It’s the Electric (boogie woogie woogie woogie) Company! A few nights ago I went to an ASIFA-East panel starring some producers, writers, and animators of this funky new revival. I… am too young to have been emotionally impacted by the original Electric Co, but not so many many other people. Let’s see if I learned anything from them:
The original TV show aired from 1971-1977 and had over 700 episodes. They were a sketch comedy show for kids starring the talents of Joan Rivers, and the Hubleys (a cute animator couple who inspired John Canemaker) among others. It was a “melange groove tune” for “people who like to scratch things.” That is “it’s a TV show not for kids, but for little people,” says Karen Fowler the executive producer. She is a very LOUD happy person who wanted to combine pop culture, righteous music, comedy and ‘the freedom to make mistakes’ to recreate this show. PBS Kids was lucky to receive a “Ready to Learn” grant to kick off the business, but ‘favors’ still had to be called in to get over 80 different animations done cheaply for the first season. On top of new animated segments, and a new narrative storyline, a special emphasis is placed on vocabulary skills. Hear hear.
Pat Smith was wrangled to do some shorts (he has awesome ones about drinking potions and ripping people OUT of your throat) but for some reason didn’t test well with kids and this apparently is enough to get him replaced. The new animation consists of typical-movie-monsters with ethnic accents, and some Reggae accented guy who is supposed to be teaching young kids how to speak English properly. Le sigh. As for the narrative stories, the 4 ’superheroes’ are as WonderBread as the cast of Barney, but the ‘prankster’ is everyone’s favorite crazy friend from prep school! She was very exciting, and the animation worked into live action footage only helped her glow.
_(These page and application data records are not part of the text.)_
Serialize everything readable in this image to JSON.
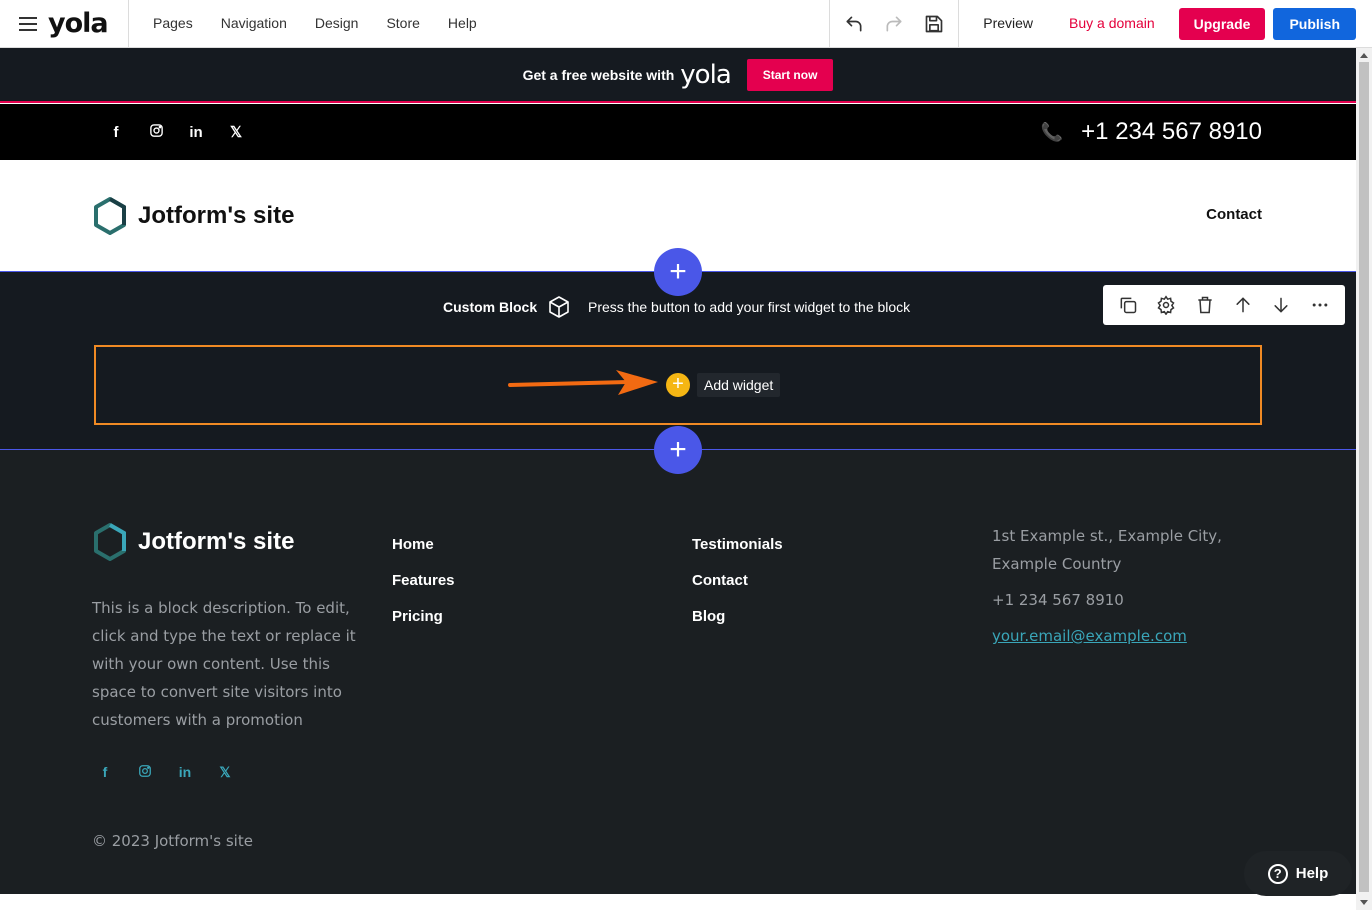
{
  "editor": {
    "logo": "yola",
    "menu": [
      "Pages",
      "Navigation",
      "Design",
      "Store",
      "Help"
    ],
    "preview_label": "Preview",
    "buy_domain_label": "Buy a domain",
    "upgrade_label": "Upgrade",
    "publish_label": "Publish"
  },
  "promo": {
    "text": "Get a free website with",
    "logo": "yola",
    "button_label": "Start now"
  },
  "socialbar": {
    "icons": [
      "facebook-icon",
      "instagram-icon",
      "linkedin-icon",
      "x-icon"
    ],
    "phone": "+1 234 567 8910"
  },
  "header": {
    "site_title": "Jotform's site",
    "nav_contact": "Contact"
  },
  "custom_block": {
    "label": "Custom Block",
    "hint": "Press the button to add your first widget to the block",
    "add_widget_label": "Add widget",
    "tools": [
      "duplicate-icon",
      "settings-icon",
      "delete-icon",
      "move-up-icon",
      "move-down-icon",
      "more-icon"
    ]
  },
  "footer": {
    "site_title": "Jotform's site",
    "description": "This is a block description. To edit, click and type the text or replace it with your own content. Use this space to convert site visitors into customers with a promotion",
    "col1": [
      "Home",
      "Features",
      "Pricing"
    ],
    "col2": [
      "Testimonials",
      "Contact",
      "Blog"
    ],
    "address": "1st Example st., Example City, Example Country",
    "phone": "+1 234 567 8910",
    "email": "your.email@example.com",
    "copyright": "© 2023 Jotform's site"
  },
  "help_label": "Help",
  "colors": {
    "accent_blue": "#4a57e8",
    "brand_pink": "#e4004f",
    "publish_blue": "#1166dd",
    "widget_orange": "#f08a24",
    "footer_bg": "#1b1f22",
    "block_bg": "#151a20"
  }
}
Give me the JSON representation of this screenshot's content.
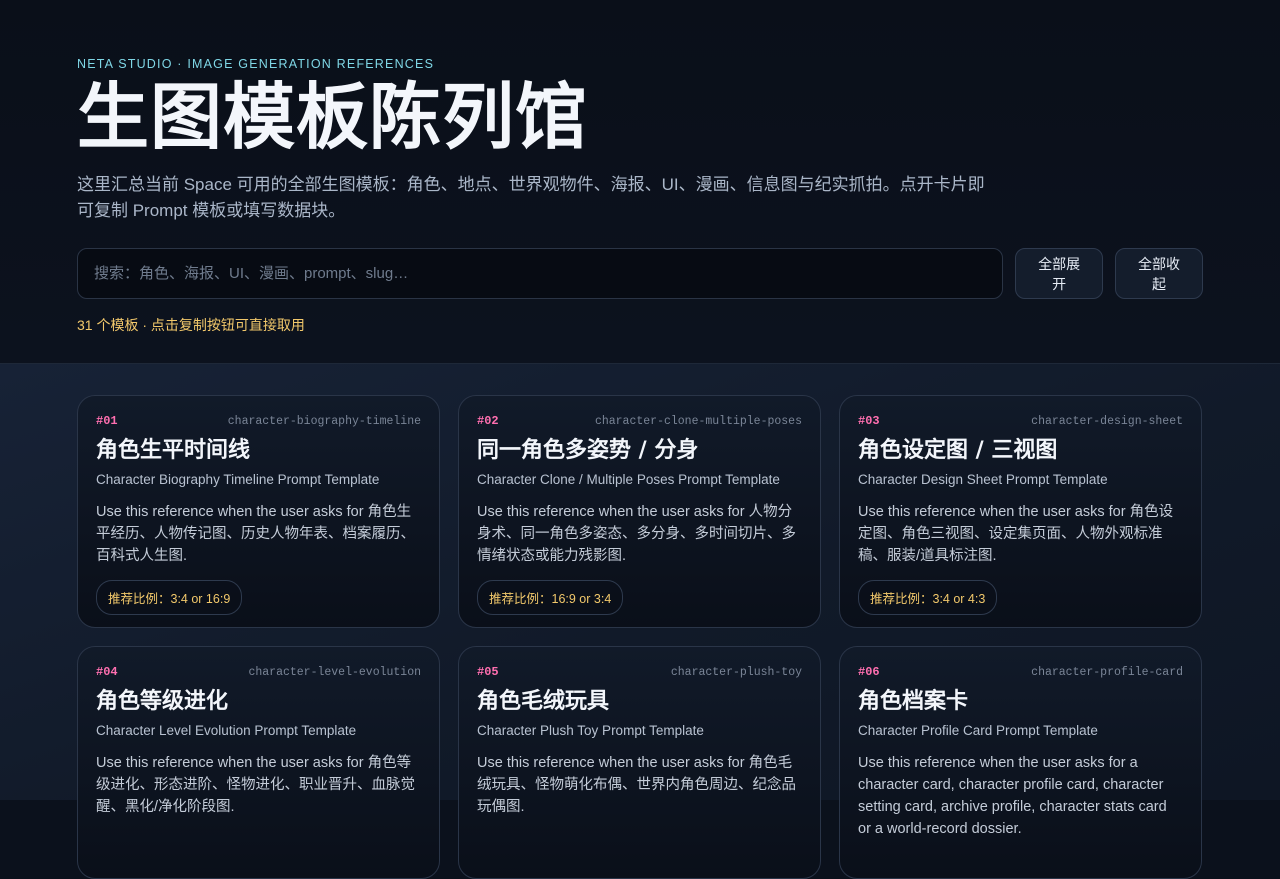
{
  "header": {
    "eyebrow": "NETA STUDIO · IMAGE GENERATION REFERENCES",
    "title": "生图模板陈列馆",
    "description": "这里汇总当前 Space 可用的全部生图模板：角色、地点、世界观物件、海报、UI、漫画、信息图与纪实抓拍。点开卡片即可复制 Prompt 模板或填写数据块。",
    "search_placeholder": "搜索：角色、海报、UI、漫画、prompt、slug…",
    "search_value": "",
    "expand_all": "全部展开",
    "collapse_all": "全部收起",
    "count_text": "31 个模板 · 点击复制按钮可直接取用"
  },
  "cards": [
    {
      "num": "#01",
      "slug": "character-biography-timeline",
      "title": "角色生平时间线",
      "subtitle": "Character Biography Timeline Prompt Template",
      "desc": "Use this reference when the user asks for 角色生平经历、人物传记图、历史人物年表、档案履历、百科式人生图.",
      "ratio": "推荐比例：3:4 or 16:9"
    },
    {
      "num": "#02",
      "slug": "character-clone-multiple-poses",
      "title": "同一角色多姿势 / 分身",
      "subtitle": "Character Clone / Multiple Poses Prompt Template",
      "desc": "Use this reference when the user asks for 人物分身术、同一角色多姿态、多分身、多时间切片、多情绪状态或能力残影图.",
      "ratio": "推荐比例：16:9 or 3:4"
    },
    {
      "num": "#03",
      "slug": "character-design-sheet",
      "title": "角色设定图 / 三视图",
      "subtitle": "Character Design Sheet Prompt Template",
      "desc": "Use this reference when the user asks for 角色设定图、角色三视图、设定集页面、人物外观标准稿、服装/道具标注图.",
      "ratio": "推荐比例：3:4 or 4:3"
    },
    {
      "num": "#04",
      "slug": "character-level-evolution",
      "title": "角色等级进化",
      "subtitle": "Character Level Evolution Prompt Template",
      "desc": "Use this reference when the user asks for 角色等级进化、形态进阶、怪物进化、职业晋升、血脉觉醒、黑化/净化阶段图.",
      "ratio": ""
    },
    {
      "num": "#05",
      "slug": "character-plush-toy",
      "title": "角色毛绒玩具",
      "subtitle": "Character Plush Toy Prompt Template",
      "desc": "Use this reference when the user asks for 角色毛绒玩具、怪物萌化布偶、世界内角色周边、纪念品玩偶图.",
      "ratio": ""
    },
    {
      "num": "#06",
      "slug": "character-profile-card",
      "title": "角色档案卡",
      "subtitle": "Character Profile Card Prompt Template",
      "desc": "Use this reference when the user asks for a character card, character profile card, character setting card, archive profile, character stats card or a world-record dossier.",
      "ratio": ""
    }
  ]
}
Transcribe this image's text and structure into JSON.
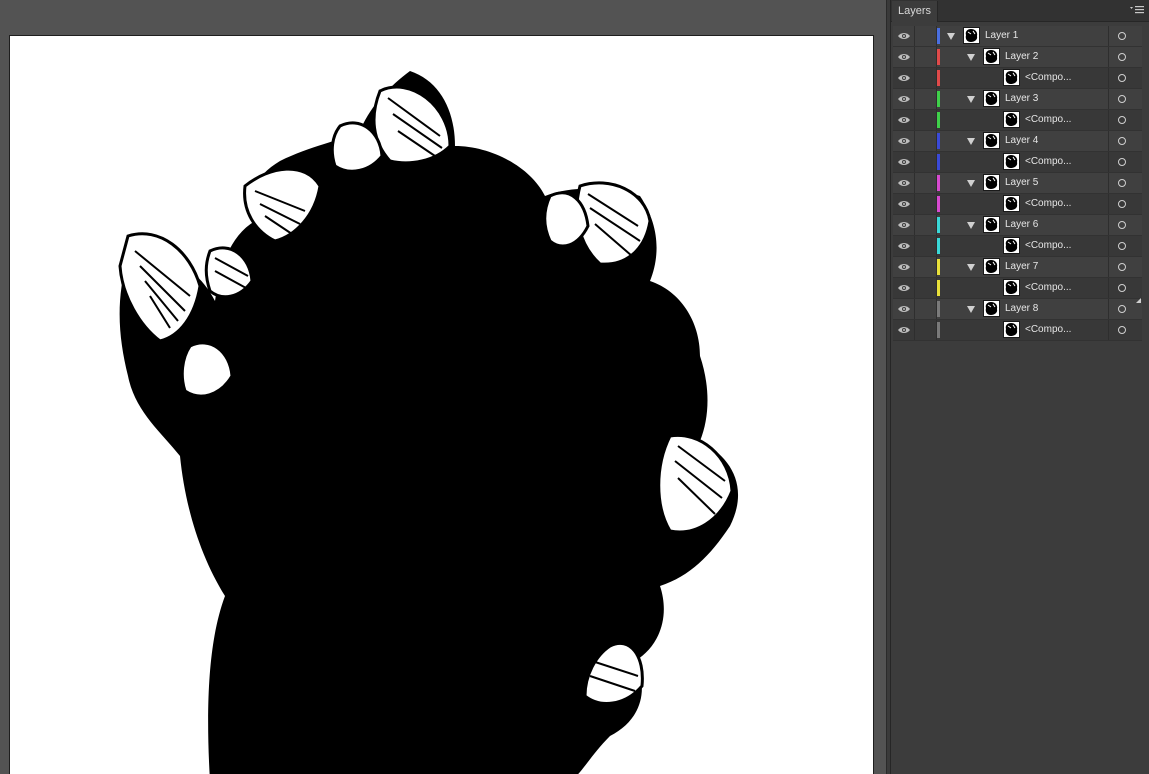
{
  "panel": {
    "tab_label": "Layers",
    "menu_icon": "panel-menu-icon"
  },
  "layers": [
    {
      "name": "Layer 1",
      "level": 0,
      "expanded": true,
      "color": "#4a6fe0",
      "visible": true
    },
    {
      "name": "Layer 2",
      "level": 1,
      "expanded": true,
      "color": "#e04a4a",
      "visible": true
    },
    {
      "name": "<Compo...",
      "level": 2,
      "color": "#e04a4a",
      "visible": true
    },
    {
      "name": "Layer 3",
      "level": 1,
      "expanded": true,
      "color": "#3fd04a",
      "visible": true
    },
    {
      "name": "<Compo...",
      "level": 2,
      "color": "#3fd04a",
      "visible": true
    },
    {
      "name": "Layer 4",
      "level": 1,
      "expanded": true,
      "color": "#3a4ad8",
      "visible": true
    },
    {
      "name": "<Compo...",
      "level": 2,
      "color": "#3a4ad8",
      "visible": true
    },
    {
      "name": "Layer 5",
      "level": 1,
      "expanded": true,
      "color": "#d84ad0",
      "visible": true
    },
    {
      "name": "<Compo...",
      "level": 2,
      "color": "#d84ad0",
      "visible": true
    },
    {
      "name": "Layer 6",
      "level": 1,
      "expanded": true,
      "color": "#3ad8d8",
      "visible": true
    },
    {
      "name": "<Compo...",
      "level": 2,
      "color": "#3ad8d8",
      "visible": true
    },
    {
      "name": "Layer 7",
      "level": 1,
      "expanded": true,
      "color": "#e8e03a",
      "visible": true
    },
    {
      "name": "<Compo...",
      "level": 2,
      "color": "#e8e03a",
      "visible": true
    },
    {
      "name": "Layer 8",
      "level": 1,
      "expanded": true,
      "color": "#7a7a7a",
      "visible": true
    },
    {
      "name": "<Compo...",
      "level": 2,
      "color": "#7a7a7a",
      "visible": true
    }
  ]
}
A last note about ASIFA East… which is an animation club for those who might not know. It is always nice to see cute people secretly sketching others, but I am sad that I never see any NYU fellows. And finally… despite the accusations of certain unshaven hippies in the audience, The Electric Co is a show that embraces all cultures and ethnicities, even IF everyone on the panel is white. Linda Siminsky, exec producer, went on to say that some parts of middle America were worried it was ‘too urban’ (ha!) The point is, when you teach kids how to read and what “terrarium” means, they won’t grow up to be bigoted.